Refugees, Asylum Seekers and Migrants — what’s the difference?

Image of the world with a tag reading FOR EVERYONE

Living in the Northern Hemisphere, June 21—the summer solstice—is a big deal, and maybe you even celebrated the longest day of the year with an ice-cream cone. (A good choice!) But the day before the solstice—June 20—was Global Refugee Day, which is equally important to mark.


According to statistics published June 20 from the United Nations High Commissioner for Refugees (UNHCR), 70.8 million people have been forcibly displaced from their homes, most of them fleeing war, violence, or fear of persecution. Seventy million is a LOT of people. In fact, it’s double the population of Canada. Imagine evicting the whole of Canada—twice. Or displacing the entire population of Thailand. Inconceivable. 


Throwing around a big number—like 70 million—can be a helpful way to grasp the enormity of the problem. But if you’re not one of those 70 million, a number that big can sometimes numb us to the fact that these displaced people are, well, people. So let’s break down the groups that make up this huge number—not because we want to create a “good” or “bad” designation, but simply because it’s helpful to remember how and why so many have gotten caught up in this situation.  Here’s a closer look at the four main groups that comprise that 70.8 million, and a little more about what that number means in the context of forced global migration. 


Image reading 1 person is forcibly displaced every second

Who is a Migrant?

Human migration is the movement of people from one place in the world to another. It’s not something new, since the very early days of mankind, people have moved around our world.  This is a broad definition of anyone who has left their country to relocate to another country—but it doesn’t tell the full story of how or why they left, or why they might be seeking a different life elsewhere. The reasons are varied; it could be someone moving to study or people that are leaving a broken economic system in their home country. 

Who is an Asylum-Seeker?

An asylum-seeker is a person who has fled their country due to fear of persecution  , war, or violence, and who is requesting international protection. A person seeking asylum may be afraid of being targeted for reasons of race, religion, nationality or political opinion, or is unable to return home due to armed conflict in their home country. The term “asylum-seeker” applies only to people who have applied for protection elsewhere under the 1951 Refugee Convention, but who are still waiting for their refugee claim to be processed in order to assume refugee status. Every refugee starts out as an asylum-seeker, but not every asylum-seeker will be officially recognized as a refugee, or given the protections afforded by refugee status if their application is refused by a country. Currently there are around 3.5million people that have submitted applications for asylum and are waiting to hear if they are successful. 

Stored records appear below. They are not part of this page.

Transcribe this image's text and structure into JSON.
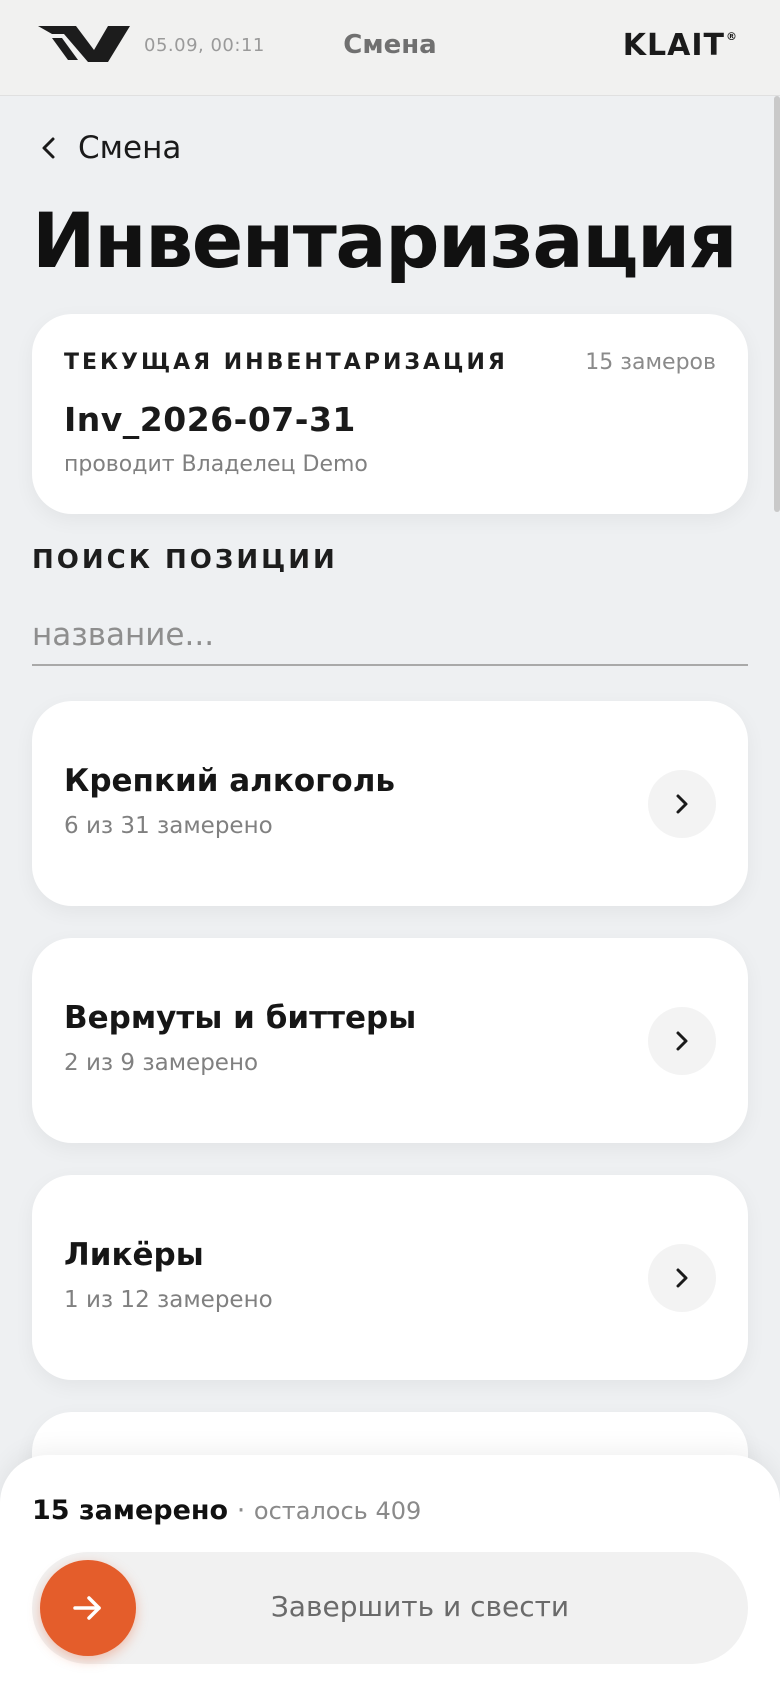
{
  "header": {
    "datetime": "05.09, 00:11",
    "title": "Смена",
    "brand": "KLAIT",
    "brand_mark": "®"
  },
  "nav": {
    "back_label": "Смена"
  },
  "page_title": "Инвентаризация",
  "current_inventory": {
    "heading": "ТЕКУЩАЯ ИНВЕНТАРИЗАЦИЯ",
    "count": "15 замеров",
    "name": "Inv_2026-07-31",
    "owner": "проводит Владелец Demo"
  },
  "search": {
    "label": "ПОИСК ПОЗИЦИИ",
    "placeholder": "название..."
  },
  "categories": [
    {
      "name": "Крепкий алкоголь",
      "progress": "6 из 31 замерено"
    },
    {
      "name": "Вермуты и биттеры",
      "progress": "2 из 9 замерено"
    },
    {
      "name": "Ликёры",
      "progress": "1 из 12 замерено"
    }
  ],
  "footer": {
    "measured": "15 замерено",
    "separator": "·",
    "remaining": "осталось 409",
    "finish_label": "Завершить и свести"
  },
  "colors": {
    "accent": "#e45d2b",
    "background": "#eef0f2",
    "card": "#ffffff"
  }
}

Who is a Refugee?

The UNHCR (UN Refugee Agency) defines refugees as ‘persons fleeing armed conflict or persecution’. Refugees are recognized and protected under international law, since returning to their home countries would directly endanger their lives. The international law that provides this protection for all humans is called the 1951 Refugee Convention. According to the UNHCR, 57 percent of allcurrent refugees come from just three countries: Syria, Afghanistan, and South Sudan. There are approximately 25.9 million refugees globally, with many millions more internally displaced, or seeking asylum.

Who is an Internally Displaced Person?

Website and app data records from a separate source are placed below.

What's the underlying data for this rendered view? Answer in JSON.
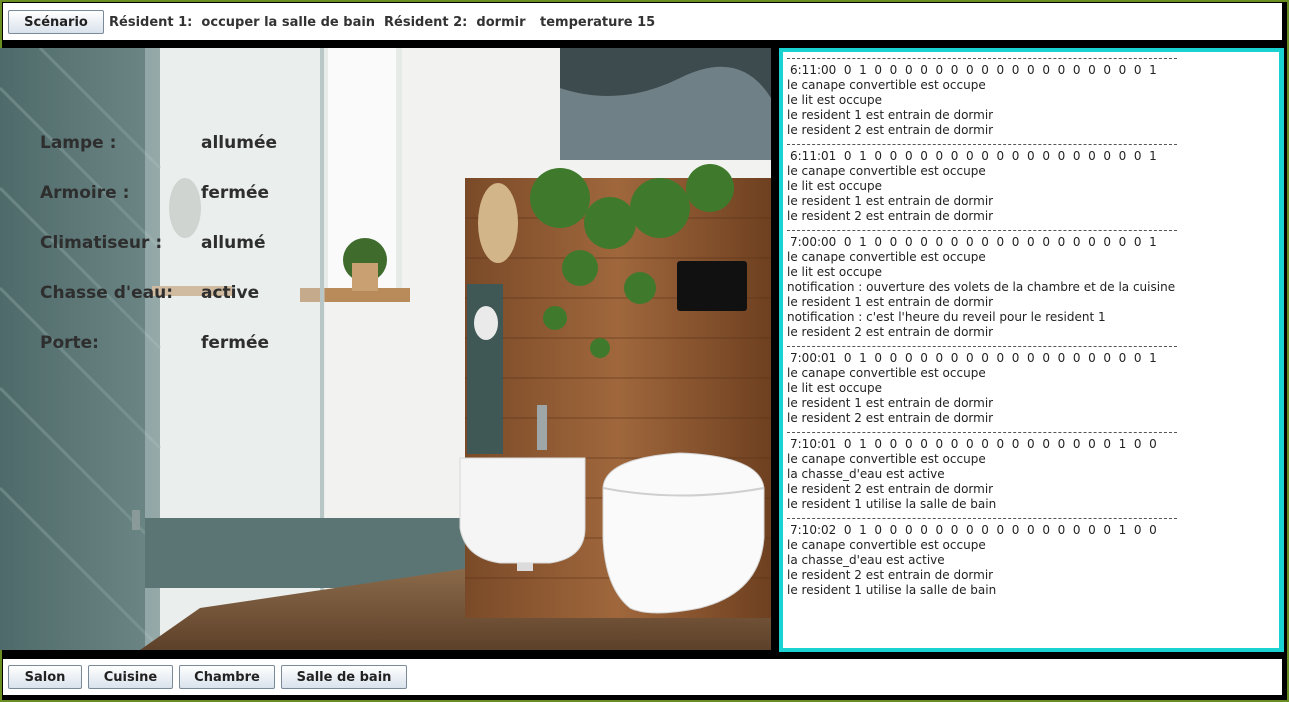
{
  "topbar": {
    "scenario_label": "Scénario",
    "resident1": "Résident 1:  occuper la salle de bain",
    "resident2": "Résident 2:  dormir",
    "temperature": "temperature 15"
  },
  "status": [
    {
      "label": "Lampe :",
      "value": "allumée"
    },
    {
      "label": "Armoire :",
      "value": "fermée"
    },
    {
      "label": "Climatiseur :",
      "value": "allumé"
    },
    {
      "label": "Chasse d'eau:",
      "value": "active"
    },
    {
      "label": "Porte:",
      "value": "fermée"
    }
  ],
  "log": [
    {
      "head": "6:11:00  0  1  0  0  0  0  0  0  0  0  0  0  0  0  0  0  0  0  0  0  1",
      "lines": [
        "le canape convertible est occupe",
        "le lit est occupe",
        "le resident 1 est entrain de dormir",
        "le resident 2 est entrain de dormir"
      ]
    },
    {
      "head": "6:11:01  0  1  0  0  0  0  0  0  0  0  0  0  0  0  0  0  0  0  0  0  1",
      "lines": [
        "le canape convertible est occupe",
        "le lit est occupe",
        "le resident 1 est entrain de dormir",
        "le resident 2 est entrain de dormir"
      ]
    },
    {
      "head": "7:00:00  0  1  0  0  0  0  0  0  0  0  0  0  0  0  0  0  0  0  0  0  1",
      "lines": [
        "le canape convertible est occupe",
        "le lit est occupe",
        "notification : ouverture des volets de la chambre et de la cuisine",
        "le resident 1 est entrain de dormir",
        "notification : c'est l'heure du reveil pour le resident 1",
        "le resident 2 est entrain de dormir"
      ]
    },
    {
      "head": "7:00:01  0  1  0  0  0  0  0  0  0  0  0  0  0  0  0  0  0  0  0  0  1",
      "lines": [
        "le canape convertible est occupe",
        "le lit est occupe",
        "le resident 1 est entrain de dormir",
        "le resident 2 est entrain de dormir"
      ]
    },
    {
      "head": "7:10:01  0  1  0  0  0  0  0  0  0  0  0  0  0  0  0  0  0  0  1  0  0",
      "lines": [
        "le canape convertible est occupe",
        "la chasse_d'eau est active",
        "le resident 2 est entrain de dormir",
        "le resident 1 utilise la salle de bain"
      ]
    },
    {
      "head": "7:10:02  0  1  0  0  0  0  0  0  0  0  0  0  0  0  0  0  0  0  1  0  0",
      "lines": [
        "le canape convertible est occupe",
        "la chasse_d'eau est active",
        "le resident 2 est entrain de dormir",
        "le resident 1 utilise la salle de bain"
      ]
    }
  ],
  "rooms": [
    "Salon",
    "Cuisine",
    "Chambre",
    "Salle de bain"
  ]
}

Internally Displaced People (IDPs) have left their homes due to fear of war, violence, or persecution, but have remained in their home country. IDPs are protected by their home governments, even if that government is the cause of their displacement. Some 41.3 million people are considered internally displaced.

Where do all these terms come from?

The terms above are derived from the 1951 Refugee Convention, which clearly spells out the definition of a refugee and the associated legal protection, social rights, and other assistance refugees are eligible for under the Geneva Convention. The Convention also tells the countries who adhere to it what obligations to host and protect refugees are in place, with 145 countries currently signed up to the protocol.

Image of holding hands

Are the numbers of global refugees, asylum-seekers and internally displaced people going down?

Nope. UNHCR just published its most recent Global Trends document on June 20—World Refugee Day. According to the research, the global population of forcibly displaced people increased by 2.3 million in 2018. That translates to one person being forcibly displaced every two seconds.

About half of the displaced people are children under 18—and approximately 138,600 (but probably even more) are unaccompanied or separated from their parents. At 70.8 million, the global population of forcibly displaced people is at a record high.

Why are so many people being forcibly displaced? 

There are several main reasons for the increase: war, violence, or fear of persecution, as well as famine, poverty, and natural disasters. Climate change is increasingly at the heart of the natural disasters that lead to famine and poverty, leaving people with no choice other than to leave their homes.

People are people are people are people…

Whether migrants, asylum-seekers, refugees or internally displaced people, each man, woman, and child has hopes, dreams, and aspirations—just like you do. No one wants to be forcibly displaced. And no one wants to feel like a number or a statistic. So even though the definitions laid out by the Refugee Convention tell us a little more about who, where and at what stage displaced people are in the process, we urge you to remember that people are people. They’re our neighbours, friends, and families. We could be in their shoes. And if we were, we’d hope that others would help us find a safe place to call home.